How to install apps on your Chromebook or Chrome browser
You can browse and install apps onto your Chromebook from the Chrome Web Store. Just like the iPad App Store there is a huge range of free and paid for apps, including many designed specifically for education. To install an app just browse the Web Store, find an app your like, and click Install. It’s really simple.
Google Docs, Sheets, and Slides
Google Docs, Sheets, and Slides are three core productivity apps that are essential in the classroom. They give students access to a solid office suite with built in collaboration and sharing features that you can use to enhance your lessons.
Docs is Google’s equivalent to Microsoft Word — a word processing app that is good for most of the tasks students will ever want to carry out. Sheets is Excel — a spreadsheet app capable of complex calculations. Slides is PowerPoint — used to create presentations. All of Google’s office apps allow you to export documents to the equivalent Microsoft Office format, but why would you want to?!
Google Drive – Save your files
Google Drive is where you store and access your documents and files. Drive lets you share files and folders between other Google Apps users in your school. You get 30GB of storage as standard, but there’s always the option to buy more if you’re storing large media files or want to create a central storage area. Using the New button, you can create documents in any of the apps you have installed.
Access Drive now: Google Drive
Google Forms lets you create questionnaires to gather data into a Google Sheet. It’s great for getting feedback from students, creating a way to accept and mark assignments, and for administration purposes.
Check it out now: Google Forms
Google Classroom – Build your lessons
Classroom is Google’s attempt to pull together all of its services in a way that makes teaching with technology simple. Classroom lets you build lessons, assign students, and distribute and mark assignments from a single page.
Google Classroom has only been released in the last few weeks so at the moment it’s not as feature rich as older learning platforms like Moodle, but it’s a really simple way to start to build lessons on your Chromebook. To access Classroom your Google Apps administrator must enable it first. If you’d like to find out more check out our first look at Google Classroom video.
Take a look: Google Classroom
Pixlr — Image Editing
One of the most common arguments I hear against Chromebooks is, “You can’t do Photoshop on a Chromebook.” Well, now you can.
Pixlr is an amazingly fully featured image editing program that runs right in your web browser. It has all the features you would expect from Photoshop — layering, filters, colour balance, saturation — with the added benefit that files can be saved back to your Google Drive. Okay, so if you’re a Photoshop expert you’re going to miss a few of the more complex options, but for most school tasks Pixlr can more than match Adobe’s beast of a program.
WeVideo — Video Editing
One of the reasons teachers love the iPad so much is iMovie. The ability for students to easily create little movie vignettes to record there way is extremely engaging.
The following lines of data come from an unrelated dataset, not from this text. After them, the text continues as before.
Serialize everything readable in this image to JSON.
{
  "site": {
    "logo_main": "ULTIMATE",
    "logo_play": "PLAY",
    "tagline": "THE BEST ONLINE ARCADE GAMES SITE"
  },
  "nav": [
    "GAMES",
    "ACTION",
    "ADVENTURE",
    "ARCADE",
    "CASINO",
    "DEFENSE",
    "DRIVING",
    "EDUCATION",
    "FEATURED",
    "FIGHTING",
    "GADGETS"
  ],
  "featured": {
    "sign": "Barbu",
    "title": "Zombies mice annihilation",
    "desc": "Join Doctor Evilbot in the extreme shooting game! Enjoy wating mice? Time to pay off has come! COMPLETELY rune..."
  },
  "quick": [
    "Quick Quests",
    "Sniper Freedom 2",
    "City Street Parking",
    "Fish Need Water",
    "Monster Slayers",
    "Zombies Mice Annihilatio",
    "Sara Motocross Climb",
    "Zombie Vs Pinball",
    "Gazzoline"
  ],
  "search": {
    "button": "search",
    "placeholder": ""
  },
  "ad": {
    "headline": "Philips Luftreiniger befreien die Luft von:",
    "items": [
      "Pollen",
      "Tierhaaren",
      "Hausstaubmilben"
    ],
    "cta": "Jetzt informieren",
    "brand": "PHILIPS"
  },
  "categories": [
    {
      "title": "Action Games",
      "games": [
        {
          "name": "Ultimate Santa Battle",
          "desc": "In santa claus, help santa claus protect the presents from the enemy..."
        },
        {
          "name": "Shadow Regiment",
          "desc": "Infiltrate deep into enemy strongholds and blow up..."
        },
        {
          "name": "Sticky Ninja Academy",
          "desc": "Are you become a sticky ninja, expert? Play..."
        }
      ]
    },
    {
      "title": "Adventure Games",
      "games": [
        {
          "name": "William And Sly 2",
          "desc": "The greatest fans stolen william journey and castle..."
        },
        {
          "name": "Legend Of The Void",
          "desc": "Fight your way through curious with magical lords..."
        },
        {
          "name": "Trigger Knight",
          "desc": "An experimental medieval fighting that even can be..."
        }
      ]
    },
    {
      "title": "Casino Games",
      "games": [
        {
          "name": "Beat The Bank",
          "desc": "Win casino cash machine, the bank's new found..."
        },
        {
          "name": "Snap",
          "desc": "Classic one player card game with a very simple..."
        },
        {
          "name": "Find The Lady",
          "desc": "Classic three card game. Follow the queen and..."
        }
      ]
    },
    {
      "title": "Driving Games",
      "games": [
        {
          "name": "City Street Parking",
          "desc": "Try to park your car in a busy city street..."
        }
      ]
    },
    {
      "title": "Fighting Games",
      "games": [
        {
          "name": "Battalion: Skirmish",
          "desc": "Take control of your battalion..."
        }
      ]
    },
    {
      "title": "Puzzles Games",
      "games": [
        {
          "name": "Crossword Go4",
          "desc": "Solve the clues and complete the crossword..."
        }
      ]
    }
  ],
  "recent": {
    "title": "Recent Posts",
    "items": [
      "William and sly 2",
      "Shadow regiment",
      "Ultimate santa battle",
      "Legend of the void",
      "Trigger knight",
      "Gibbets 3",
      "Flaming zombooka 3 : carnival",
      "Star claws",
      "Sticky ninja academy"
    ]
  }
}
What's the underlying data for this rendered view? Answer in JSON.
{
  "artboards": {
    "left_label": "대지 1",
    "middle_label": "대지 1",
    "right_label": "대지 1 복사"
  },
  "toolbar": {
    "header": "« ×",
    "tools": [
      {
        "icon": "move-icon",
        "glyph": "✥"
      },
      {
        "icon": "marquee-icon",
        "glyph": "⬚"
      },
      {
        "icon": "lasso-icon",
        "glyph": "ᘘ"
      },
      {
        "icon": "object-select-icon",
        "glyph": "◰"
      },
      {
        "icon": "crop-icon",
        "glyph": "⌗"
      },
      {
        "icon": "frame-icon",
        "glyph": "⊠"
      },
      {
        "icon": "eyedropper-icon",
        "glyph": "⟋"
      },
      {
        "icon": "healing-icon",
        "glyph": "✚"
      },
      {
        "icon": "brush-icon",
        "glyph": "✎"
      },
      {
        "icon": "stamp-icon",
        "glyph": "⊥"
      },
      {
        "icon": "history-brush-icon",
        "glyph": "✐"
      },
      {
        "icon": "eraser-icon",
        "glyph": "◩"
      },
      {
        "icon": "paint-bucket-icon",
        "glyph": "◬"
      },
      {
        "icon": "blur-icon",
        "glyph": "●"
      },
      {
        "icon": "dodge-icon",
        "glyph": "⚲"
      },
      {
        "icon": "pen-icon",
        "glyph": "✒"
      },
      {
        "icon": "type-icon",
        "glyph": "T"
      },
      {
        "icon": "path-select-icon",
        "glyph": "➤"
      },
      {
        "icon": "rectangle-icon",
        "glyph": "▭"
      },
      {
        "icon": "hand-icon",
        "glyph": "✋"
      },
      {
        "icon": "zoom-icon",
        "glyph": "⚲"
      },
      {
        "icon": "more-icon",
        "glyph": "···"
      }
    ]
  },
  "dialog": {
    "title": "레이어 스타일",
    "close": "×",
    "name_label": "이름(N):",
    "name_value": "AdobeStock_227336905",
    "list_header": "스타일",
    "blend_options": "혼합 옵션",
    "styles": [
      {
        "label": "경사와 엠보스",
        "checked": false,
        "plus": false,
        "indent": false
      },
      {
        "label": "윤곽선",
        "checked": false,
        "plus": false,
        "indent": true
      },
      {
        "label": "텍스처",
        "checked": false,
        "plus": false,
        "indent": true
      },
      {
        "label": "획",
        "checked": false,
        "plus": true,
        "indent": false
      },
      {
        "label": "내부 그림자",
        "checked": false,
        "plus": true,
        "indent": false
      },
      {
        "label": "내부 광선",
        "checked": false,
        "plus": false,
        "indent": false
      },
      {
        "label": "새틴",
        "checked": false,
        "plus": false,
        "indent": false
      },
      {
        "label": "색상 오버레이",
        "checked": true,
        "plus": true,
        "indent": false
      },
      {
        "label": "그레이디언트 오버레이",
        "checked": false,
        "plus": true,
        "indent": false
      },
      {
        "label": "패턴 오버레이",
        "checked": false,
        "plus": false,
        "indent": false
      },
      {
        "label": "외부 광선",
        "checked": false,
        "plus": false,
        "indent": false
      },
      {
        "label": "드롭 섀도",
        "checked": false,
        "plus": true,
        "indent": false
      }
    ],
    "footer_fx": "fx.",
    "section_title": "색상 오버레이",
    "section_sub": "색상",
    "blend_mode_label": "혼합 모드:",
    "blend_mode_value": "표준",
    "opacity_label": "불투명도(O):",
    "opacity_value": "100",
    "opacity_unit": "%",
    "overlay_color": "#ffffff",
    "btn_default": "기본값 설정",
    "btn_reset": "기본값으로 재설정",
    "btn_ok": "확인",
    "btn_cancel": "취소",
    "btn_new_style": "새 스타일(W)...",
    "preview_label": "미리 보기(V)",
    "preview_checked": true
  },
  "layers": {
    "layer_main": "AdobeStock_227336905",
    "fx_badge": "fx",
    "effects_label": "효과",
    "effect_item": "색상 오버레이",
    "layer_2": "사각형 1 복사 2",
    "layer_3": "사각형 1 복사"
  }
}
Well now you can do the same on your Chromebook!
WeVideo lets you record, upload, and edit movies right on your Chromebook or Chrome browser. Like iMovie there are theme templates that you can drop your own text, video, and images into to create movie style trailers. Once you’ve finished your video you can publish it or save it to your Google Drive to share with staff and students.
Google Books is a much-overlooked Google service that can have enormous impact in the classroom. Most books you must buy but there’s also a rich seam of classics and out of copyright material that you can use for free in your lessons. Books allows you to search for useful text and share it instantly with your class.
Some free books to get your started:
Search Google Books now: Google Books
GeoGebra – Mathematics
If you’re a Maths teacher you’ll want to check out GeoGebra. Suitable for all levels of education, GeoGebra brings together geometry, algebra, spreadsheets, graphing, statistics, and calculus into a single Chrome app.
There’s also an active online community creating and sharing teaching resources for use on your Chromebook.
Scratch is a popular way to introduce students to computer coding is a simple and visual way. The Scratch interface features drag and drop elements which allows students to build up complex computer programmes without knowing any code. By doing this they build up a knowledge of the basics of computer coding like IF statements, loops, and arrays before getting put off by complex code.
Scratch can be used to create anything from presentations, to games, to apps, and there’s also a huge community of teachers and students willing to share resources and ideas.
Above is just a small selection of the educational apps on offer. To find more Chromebook apps that you can use in your lessons check out the education section of the Chrome Web Store.
Did we list your favourite Chromebook app? If not let us know in the comments!